"In testimony whereof, I have hereunto set my band and
Letter to Mrs. Gurney,
The Friends and the War.
caused the seal of the United States to be affixed. Done at the city of Washington, this eighteenth day of July, in the year of our Lord, one thousand eight hundred and sixty-four, and of the independence of the United States the eighty-ninth. "By the President:
A BRAHAM LINCOLN. "WILLIAM H. SEWARD, Secretary of State.”
LETTER TO MRS. GURNEY.
This letter was written by the President prior to his reelection to Mrs. Eliza P. Gurney, an American lady, the widow of the late well-known Friend and philanthropist, Joseph John Gurney, one of the wealthiest bankers of London.

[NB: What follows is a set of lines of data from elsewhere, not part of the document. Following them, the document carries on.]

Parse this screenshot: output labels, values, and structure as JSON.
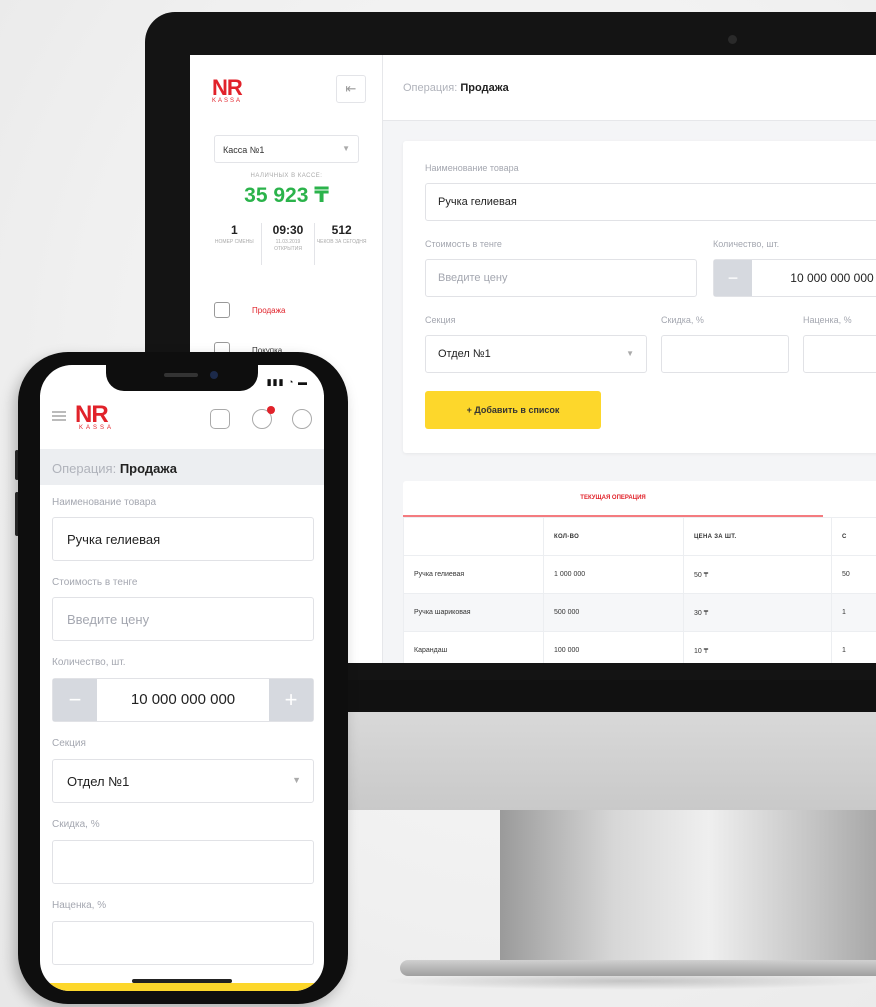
{
  "brand": {
    "logo": "NR",
    "logo_sub": "KASSA",
    "accent": "#e1222a",
    "cash_color": "#2bb34b",
    "button_color": "#fdd72b"
  },
  "desktop": {
    "breadcrumb": {
      "label": "Операция:",
      "value": "Продажа"
    },
    "kassa_select": "Касса №1",
    "cash_label": "НАЛИЧНЫХ В КАССЕ:",
    "cash_value": "35 923 ₸",
    "stats": [
      {
        "value": "1",
        "label": "НОМЕР СМЕНЫ"
      },
      {
        "value": "09:30",
        "label": "11.03.2019 ОТКРЫТИЯ"
      },
      {
        "value": "512",
        "label": "ЧЕКОВ ЗА СЕГОДНЯ"
      }
    ],
    "nav": [
      {
        "label": "Продажа",
        "icon": "printer-icon"
      },
      {
        "label": "Покупка",
        "icon": "cart-icon"
      }
    ],
    "form": {
      "name_label": "Наименование товара",
      "name_value": "Ручка гелиевая",
      "price_label": "Стоимость в тенге",
      "price_placeholder": "Введите цену",
      "qty_label": "Количество, шт.",
      "qty_value": "10 000 000 000",
      "section_label": "Секция",
      "section_value": "Отдел №1",
      "discount_label": "Скидка, %",
      "markup_label": "Наценка, %",
      "add_button": "+ Добавить в список"
    },
    "table": {
      "tab": "ТЕКУЩАЯ ОПЕРАЦИЯ",
      "columns": [
        "",
        "КОЛ-ВО",
        "ЦЕНА ЗА ШТ.",
        "С"
      ],
      "rows": [
        [
          "Ручка гелиевая",
          "1 000 000",
          "50 ₸",
          "50"
        ],
        [
          "Ручка шариковая",
          "500 000",
          "30 ₸",
          "1"
        ],
        [
          "Карандаш",
          "100 000",
          "10 ₸",
          "1"
        ]
      ]
    }
  },
  "phone": {
    "breadcrumb": {
      "label": "Операция:",
      "value": "Продажа"
    },
    "name_label": "Наименование товара",
    "name_value": "Ручка гелиевая",
    "price_label": "Стоимость в тенге",
    "price_placeholder": "Введите цену",
    "qty_label": "Количество, шт.",
    "qty_value": "10 000 000 000",
    "section_label": "Секция",
    "section_value": "Отдел №1",
    "discount_label": "Скидка, %",
    "markup_label": "Наценка, %"
  }
}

“My ESTEEMED FRIEND: I have not forgotten, probably never sball forget, the very impressive occasion when your. self and friends visited me on a Sabbath forenoon two years ago. Nor had your kind letter, written nearly a year later, ever been forgotten. In all it has been your purpose to strengthen my reliance in God. I am much indebted to the good Christian people of the country for their constant prayers and consolations, and to no one of them more than to yourself. The purposes of the Almighty are perfect and must prevail, though we erring mortals may fail to accurately perceive them in advance. We hoped for a happy termination of this terrible war, long before this, but God knows best, and has ruled otherwise. We shall yet acknowledge His wisdom and our own errors therein ; meanwbile we must work earnestly in the best lights He gives us, trusting that so working still conduces to the great ends He ordains. Surely, He intends some great good to follow this mights convulsion wbich no mortal could make, and no mortai could stay.

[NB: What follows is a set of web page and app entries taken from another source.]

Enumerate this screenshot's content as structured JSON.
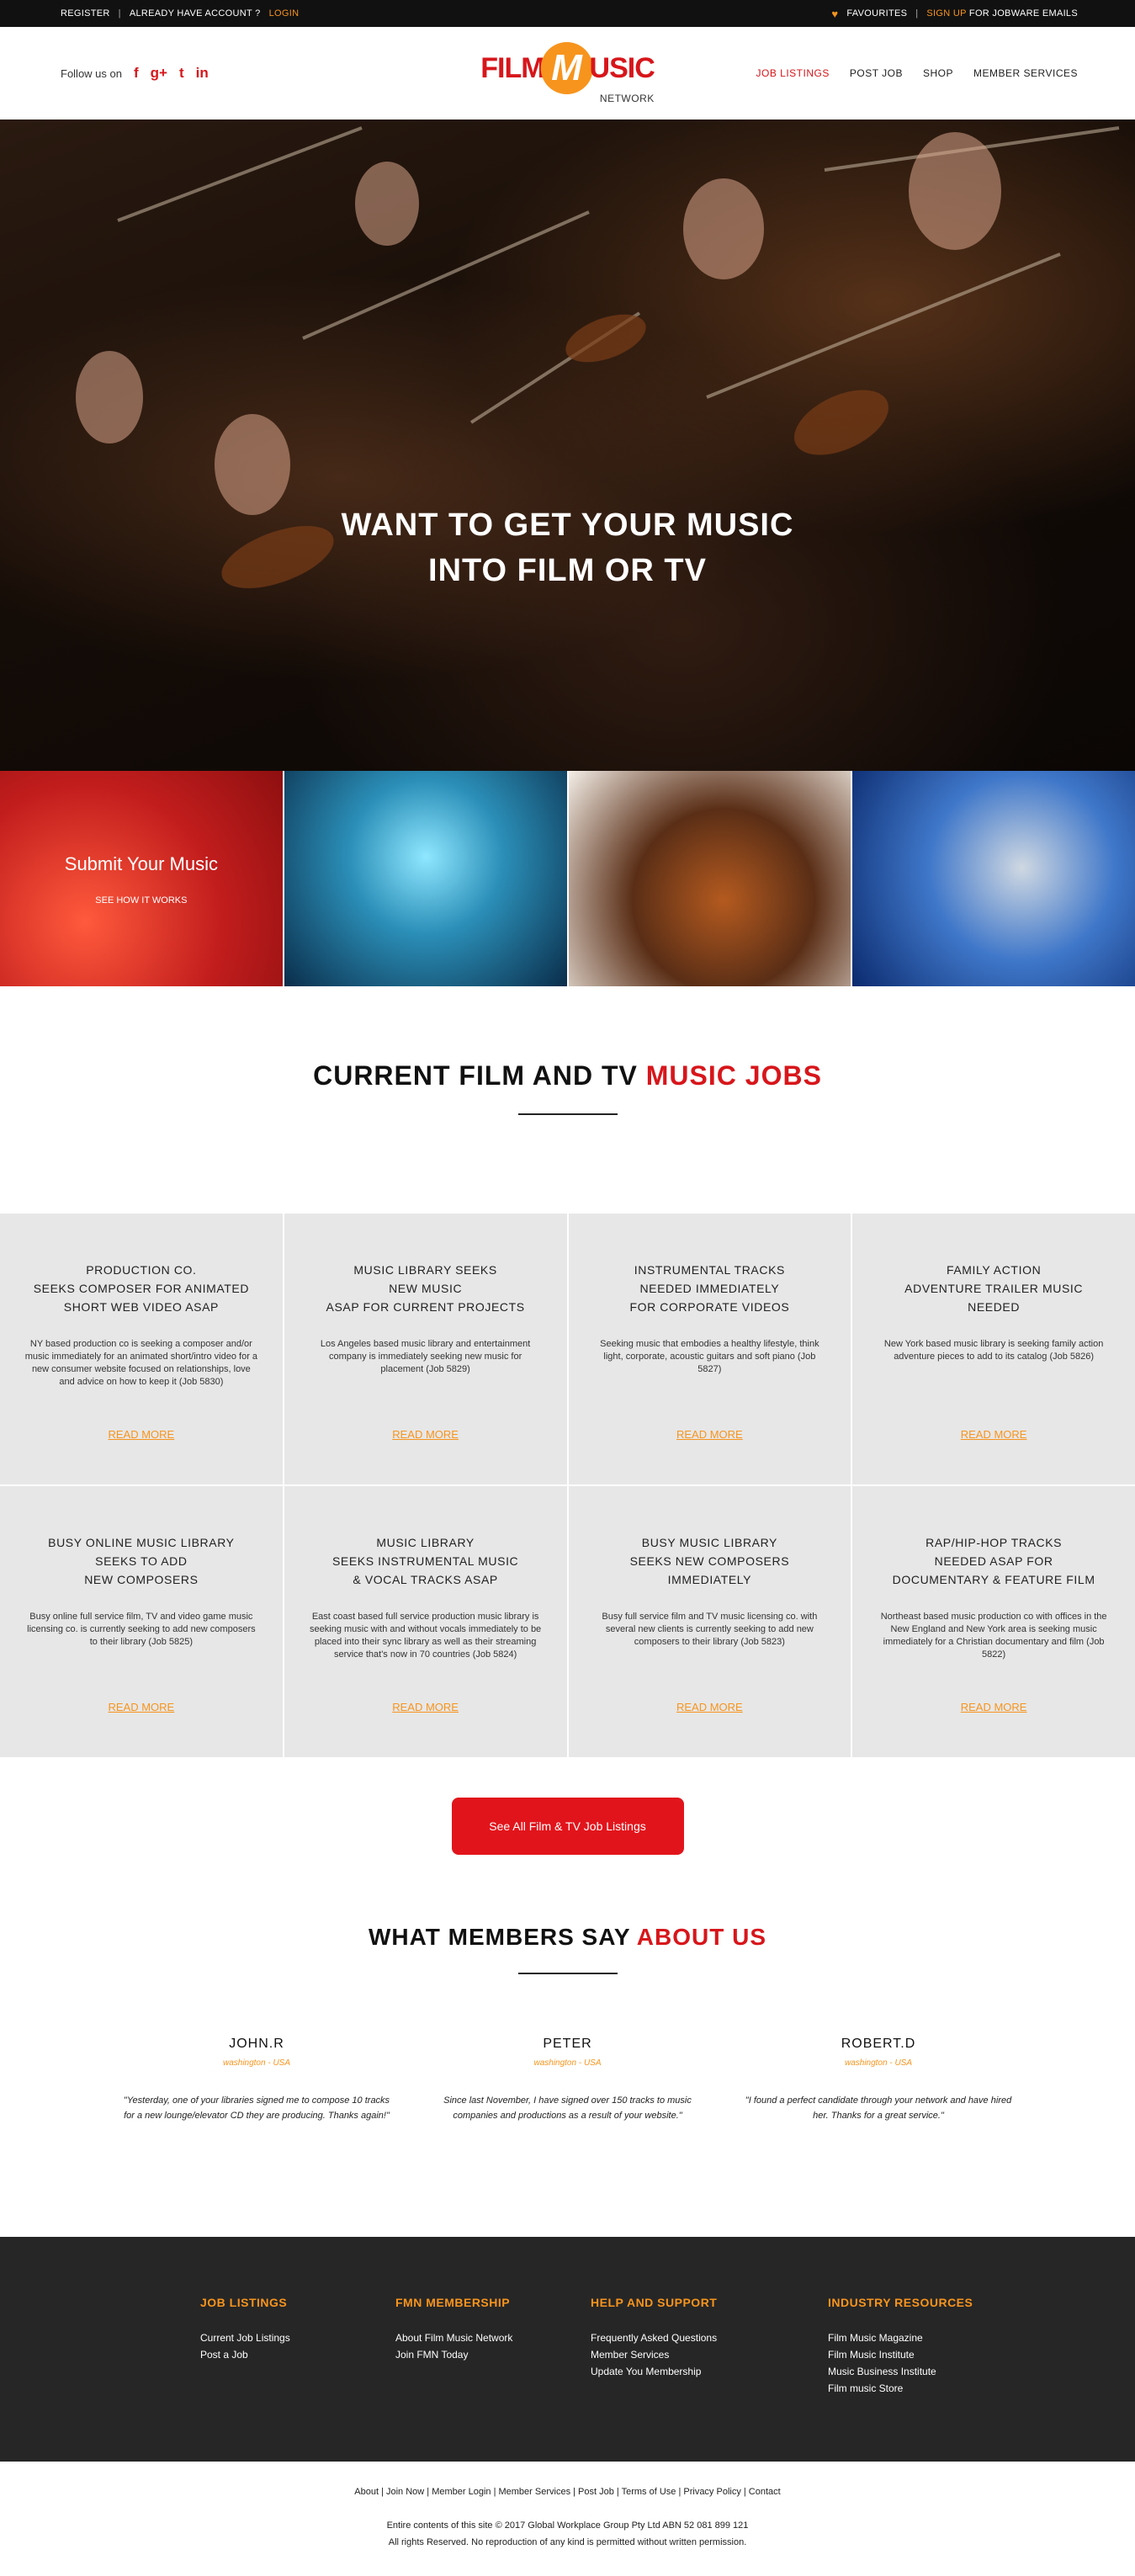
{
  "topbar": {
    "register": "REGISTER",
    "already": "ALREADY HAVE ACCOUNT ?",
    "login": "LOGIN",
    "favourites": "FAVOURITES",
    "signup": "SIGN UP",
    "signup_suffix": "FOR JOBWARE EMAILS"
  },
  "header": {
    "follow": "Follow us on",
    "social": [
      "f",
      "g+",
      "t",
      "in"
    ],
    "logo": {
      "film": "FILM",
      "m": "M",
      "music": "USIC",
      "network": "NETWORK"
    },
    "nav": [
      "JOB LISTINGS",
      "POST JOB",
      "SHOP",
      "MEMBER SERVICES"
    ]
  },
  "hero": {
    "line1": "WANT TO GET YOUR MUSIC",
    "line2": "INTO FILM OR TV"
  },
  "tiles": {
    "title": "Submit Your Music",
    "link": "SEE HOW IT WORKS"
  },
  "jobs": {
    "title_a": "CURRENT FILM AND TV",
    "title_b": "MUSIC JOBS",
    "read_more": "READ MORE",
    "items": [
      {
        "title": "PRODUCTION CO.\nSEEKS COMPOSER FOR ANIMATED\nSHORT WEB VIDEO ASAP",
        "desc": "NY based production co is seeking a composer and/or music immediately for an animated short/intro video for a new consumer website focused on relationships, love and advice on how to keep it (Job 5830)"
      },
      {
        "title": "MUSIC LIBRARY SEEKS\nNEW MUSIC\nASAP FOR CURRENT PROJECTS",
        "desc": "Los Angeles based music library and entertainment company is immediately seeking new music for placement (Job 5829)"
      },
      {
        "title": "INSTRUMENTAL TRACKS\nNEEDED IMMEDIATELY\nFOR CORPORATE VIDEOS",
        "desc": "Seeking music that embodies a healthy lifestyle, think light, corporate, acoustic guitars and soft piano (Job 5827)"
      },
      {
        "title": "FAMILY ACTION\nADVENTURE TRAILER MUSIC\nNEEDED",
        "desc": "New York based music library is seeking family action adventure pieces to add to its catalog (Job 5826)"
      },
      {
        "title": "BUSY ONLINE MUSIC LIBRARY\nSEEKS TO ADD\nNEW COMPOSERS",
        "desc": "Busy online full service film, TV and video game music licensing co. is currently seeking to add new composers to their library (Job 5825)"
      },
      {
        "title": "MUSIC LIBRARY\nSEEKS INSTRUMENTAL MUSIC\n& VOCAL TRACKS ASAP",
        "desc": "East coast based full service production music library is seeking music with and without vocals immediately to be placed into their sync library as well as their streaming service that's now in 70 countries (Job 5824)"
      },
      {
        "title": "BUSY MUSIC LIBRARY\nSEEKS NEW COMPOSERS\nIMMEDIATELY",
        "desc": "Busy full service film and TV music licensing co. with several new clients is currently seeking to add new composers to their library (Job 5823)"
      },
      {
        "title": "RAP/HIP-HOP TRACKS\nNEEDED ASAP FOR\nDOCUMENTARY & FEATURE FILM",
        "desc": "Northeast based music production co with offices in the New England and New York area is seeking music immediately for a Christian documentary and film (Job 5822)"
      }
    ],
    "cta": "See All Film & TV Job Listings"
  },
  "testimonials": {
    "title_a": "WHAT MEMBERS SAY",
    "title_b": "ABOUT US",
    "items": [
      {
        "name": "JOHN.R",
        "location": "washington - USA",
        "quote": "\"Yesterday, one of your libraries signed me to compose 10 tracks for a new lounge/elevator CD they are producing. Thanks again!\""
      },
      {
        "name": "PETER",
        "location": "washington - USA",
        "quote": "Since last November, I have signed over 150 tracks to music companies and productions as a result of your website.\""
      },
      {
        "name": "ROBERT.D",
        "location": "washington - USA",
        "quote": "\"I found a perfect candidate through your network and have hired her. Thanks for a great service.\""
      }
    ]
  },
  "footer": {
    "cols": [
      {
        "title": "JOB LISTINGS",
        "links": [
          "Current Job Listings",
          "Post a Job"
        ]
      },
      {
        "title": "FMN MEMBERSHIP",
        "links": [
          "About Film Music Network",
          "Join FMN Today"
        ]
      },
      {
        "title": "HELP AND SUPPORT",
        "links": [
          "Frequently Asked Questions",
          "Member Services",
          "Update You Membership"
        ]
      },
      {
        "title": "INDUSTRY RESOURCES",
        "links": [
          "Film Music Magazine",
          "Film Music Institute",
          "Music Business Institute",
          "Film music Store"
        ]
      }
    ],
    "bottom_links": "About | Join Now | Member Login | Member Services | Post Job | Terms of Use | Privacy Policy | Contact",
    "copy1": "Entire contents of this site © 2017 Global Workplace Group Pty Ltd ABN 52 081 899 121",
    "copy2": "All rights Reserved. No reproduction of any kind is permitted without written permission."
  }
}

Letter to Mrs. Gurney.
Tendorseo Test Oath.
"Your people—the Friends—have had, and are having very great trials, on principles and faith opposed to both war and oppression. They can only practically oppose oppression by war. In this hard dilemma, some have chosen one horn and some the other.
For those appealing to me on conscientious grounds I have done and shall do the best I could, and can, in my own conscience under my oath to the law. That you believe this, I doubt not, and believing it, I shall still receive for our country and myself your earnest prayers to our father in Heaven.
“Your sincere friend,
THE TENNESSEE TEST OATH.
“ Executive Mansion, Washington, D. C.,
Saturday, October 22, 1864. “MESSRS. WM B. CAMPBELL, THOMAS A. R. NELSON, JAMES T. P.
CARTER, JOHN WILLIAMS, A. BLIZZARD, HENRY COOPER, BAILIE PEYTON, JOHN LILLYETT, EMERSON ETHERIDGE, AND JOHN D. PERRYMAN.
“GENTLEMEN: On the fifteenth day of this month, as I remember, a printed paper manuscript, with a few manuscript interlineations, called a protest, with your names appended thereto, and accompanied by another printed paper, purporting to be a proclamation by ANDREW JOHNSON, Military Governor of Tennessee, and also a manuscript paper purporting to be extracts from the code of Tennessee, were laid before me."
[The protest is here recited, and also the proclamation of Gov. JOHNSON, dated September 30, to which it refers, together with a list of the counties in East, Middle, and West Tennessee ; also extracts from the code of Tennessee in rela